When Gates was just 15-years-old, he was caught hacking into a major corporation’s computer and as a consequence he was forced to give up computing for an entire year.

Years later, in 2002, the legendary co-founder of Microsoft sent an email on trustworthy computing to every one of its full-time employees, in which he described the company’s new strategy emphasizing security in its products.

John Thompson, Microsoft’s chairman, was the CEO of Symantec for 10 years, during which time he helped transform the company into a leader in security. Since leaving Symantec, Thompson has been fighting hackers by investing in security start-ups.

Make no bones about it, Microsoft knows security. Brad Smith, president and chief legal officer, recently posted a blog chock full of information on Microsoft’s startling cybersecurity business and statistics.

Microsoft’s Cyber Stats:

  • Microsoft has 3,500 security professionals globally. (The company employs more than 114,000 people as of the fiscal year ending Jun. 30, 2016.)
  • Microsoft is spending $1 billion annually in the security field.
  • Microsoft’s data centers are connected to over a billion computing end points and receive over a trillion data points every day. Advanced Threat Protection alone processes 6 billion emails each day. This provides the foundation for world-class early warning systems to detect cybersecurity attacks.
  • The Microsoft Threat Intelligence Center (MSTIC) is a reconnaissance arm, sifting through data streams from more than 200 cloud services and third-party feeds. Using machine learning, behavioral analysis and forensic techniques, this dedicated team creates a real-time picture – a security intelligence graph – of cyber activity related to advanced and persistent threats to Microsoft and its customers.
  • The Cyber Defense Operations Center (CDOC) is what Smith calls an “eyes on glass” command center staffed 24x7x365 by rotating teams of security and engineering professionals from across Microsoft’s product and services portfolio.
  • Then there’s the Microsoft Digital Crimes Unit (DCU), an international team of attorneys, investigators, data scientists, engineers, analysts and business professionals working together to transform the fight against cybercrime.

Want to know more? This search on ‘cybersecurity’ on displays information on its enterprise security products and consulting services, a cybersecurity blog and other resources.

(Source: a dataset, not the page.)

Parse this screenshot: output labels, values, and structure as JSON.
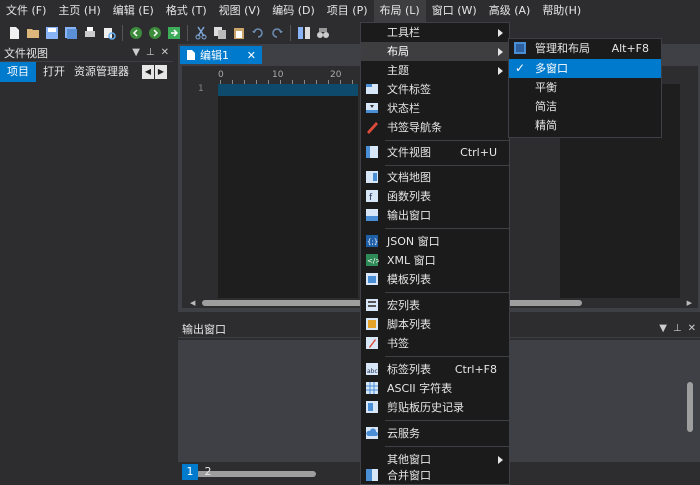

Global spending on cybersecurity products and services is predicted to exceed $1 trillion cumulatively over the next five years, from 2017 to 2021 – a market fueled by cybercrime damages that are tracked to cost the world $6 trillion annually by 2021. Microsoft may have been late to the internet party, but they are right on time to the cybersecurity party – even if their homepage isn’t saying so (yet).


Steve Morgan is the founder and CEO at Cybersecurity Ventures and editor in chief of the Cybersecurity Market Report. The Cybersecurity Market Report is published quarterly and covers the business of cybersecurity, including global market sizing and industry forecasts from consolidated research by IT analyst firms, emerging trends, employment, the federal sector, hot companies to watch, notable M&A, investment and IPO activity, and more.